• [Work request] Give back the records below exactly, every one, with no pictures.

*** Raw data ***

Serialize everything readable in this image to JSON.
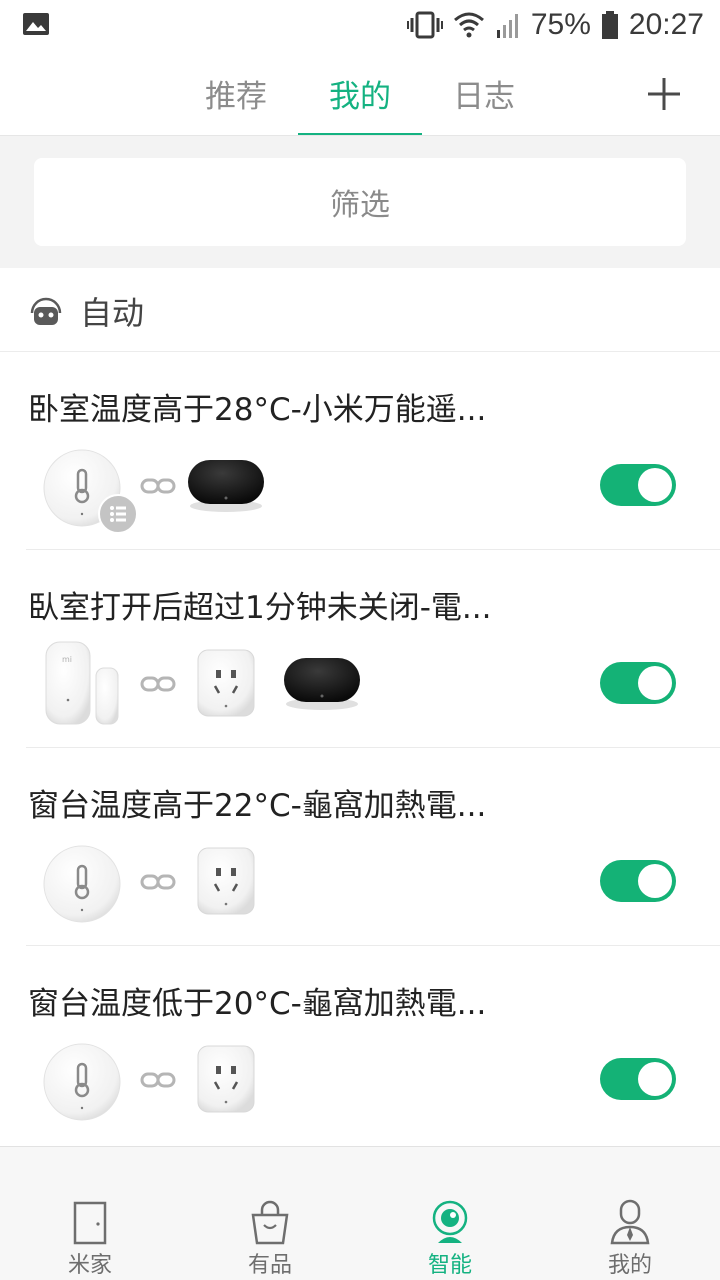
{
  "status_bar": {
    "battery": "75%",
    "time": "20:27"
  },
  "tabs": [
    {
      "label": "推荐",
      "active": false
    },
    {
      "label": "我的",
      "active": true
    },
    {
      "label": "日志",
      "active": false
    }
  ],
  "filter": {
    "label": "筛选"
  },
  "section": {
    "title": "自动"
  },
  "automations": [
    {
      "title": "卧室温度高于28°C-小米万能遥...",
      "enabled": true
    },
    {
      "title": "臥室打开后超过1分钟未关闭-電...",
      "enabled": true
    },
    {
      "title": "窗台温度高于22°C-龜窩加熱電...",
      "enabled": true
    },
    {
      "title": "窗台温度低于20°C-龜窩加熱電...",
      "enabled": true
    }
  ],
  "bottom_nav": [
    {
      "label": "米家",
      "icon": "door-icon",
      "active": false
    },
    {
      "label": "有品",
      "icon": "shopping-bag-icon",
      "active": false
    },
    {
      "label": "智能",
      "icon": "smart-camera-icon",
      "active": true
    },
    {
      "label": "我的",
      "icon": "person-icon",
      "active": false
    }
  ],
  "colors": {
    "accent": "#14b281",
    "toggle_on": "#14b276"
  }
}
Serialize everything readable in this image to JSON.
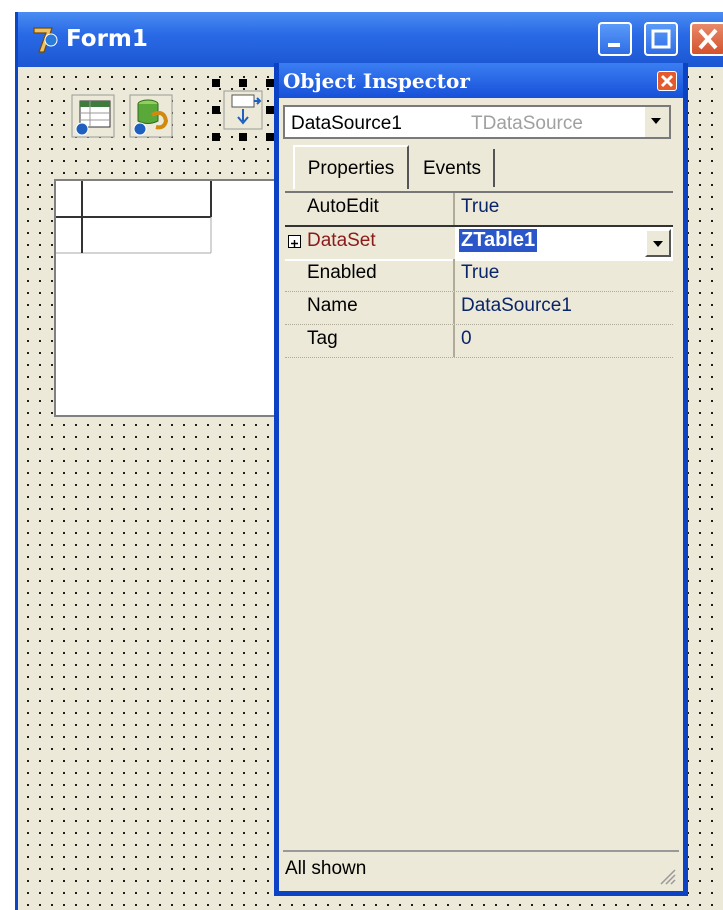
{
  "form": {
    "title": "Form1",
    "components": [
      "table-component-icon",
      "query-component-icon",
      "datasource-component-icon"
    ]
  },
  "object_inspector": {
    "title": "Object Inspector",
    "selected_component": {
      "name": "DataSource1",
      "type": "TDataSource"
    },
    "tabs": [
      {
        "label": "Properties",
        "active": true
      },
      {
        "label": "Events",
        "active": false
      }
    ],
    "properties": [
      {
        "name": "AutoEdit",
        "value": "True"
      },
      {
        "name": "DataSet",
        "value": "ZTable1"
      },
      {
        "name": "Enabled",
        "value": "True"
      },
      {
        "name": "Name",
        "value": "DataSource1"
      },
      {
        "name": "Tag",
        "value": "0"
      }
    ],
    "status": "All shown"
  },
  "colors": {
    "titlebar": "#1c56d2",
    "form_background": "#ece9d8",
    "selection": "#2a56c9",
    "property_link": "#8b1a1a"
  }
}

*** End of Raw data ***

• [Solution to the problem]
Serialize everything readable in this image to JSON.
{
  "status_bar": {
    "battery": "75%",
    "time": "20:27"
  },
  "tabs": [
    {
      "label": "推荐",
      "active": false
    },
    {
      "label": "我的",
      "active": true
    },
    {
      "label": "日志",
      "active": false
    }
  ],
  "filter": {
    "label": "筛选"
  },
  "section": {
    "title": "自动"
  },
  "automations": [
    {
      "title": "卧室温度高于28°C-小米万能遥...",
      "enabled": true
    },
    {
      "title": "臥室打开后超过1分钟未关闭-電...",
      "enabled": true
    },
    {
      "title": "窗台温度高于22°C-龜窩加熱電...",
      "enabled": true
    },
    {
      "title": "窗台温度低于20°C-龜窩加熱電...",
      "enabled": true
    }
  ],
  "bottom_nav": [
    {
      "label": "米家",
      "icon": "door-icon",
      "active": false
    },
    {
      "label": "有品",
      "icon": "shopping-bag-icon",
      "active": false
    },
    {
      "label": "智能",
      "icon": "smart-camera-icon",
      "active": true
    },
    {
      "label": "我的",
      "icon": "person-icon",
      "active": false
    }
  ],
  "colors": {
    "accent": "#14b281",
    "toggle_on": "#14b276"
  }
}
Serialize everything readable in this image to JSON.
{
  "form": {
    "title": "Form1",
    "components": [
      "table-component-icon",
      "query-component-icon",
      "datasource-component-icon"
    ]
  },
  "object_inspector": {
    "title": "Object Inspector",
    "selected_component": {
      "name": "DataSource1",
      "type": "TDataSource"
    },
    "tabs": [
      {
        "label": "Properties",
        "active": true
      },
      {
        "label": "Events",
        "active": false
      }
    ],
    "properties": [
      {
        "name": "AutoEdit",
        "value": "True"
      },
      {
        "name": "DataSet",
        "value": "ZTable1"
      },
      {
        "name": "Enabled",
        "value": "True"
      },
      {
        "name": "Name",
        "value": "DataSource1"
      },
      {
        "name": "Tag",
        "value": "0"
      }
    ],
    "status": "All shown"
  },
  "colors": {
    "titlebar": "#1c56d2",
    "form_background": "#ece9d8",
    "selection": "#2a56c9",
    "property_link": "#8b1a1a"
  }
}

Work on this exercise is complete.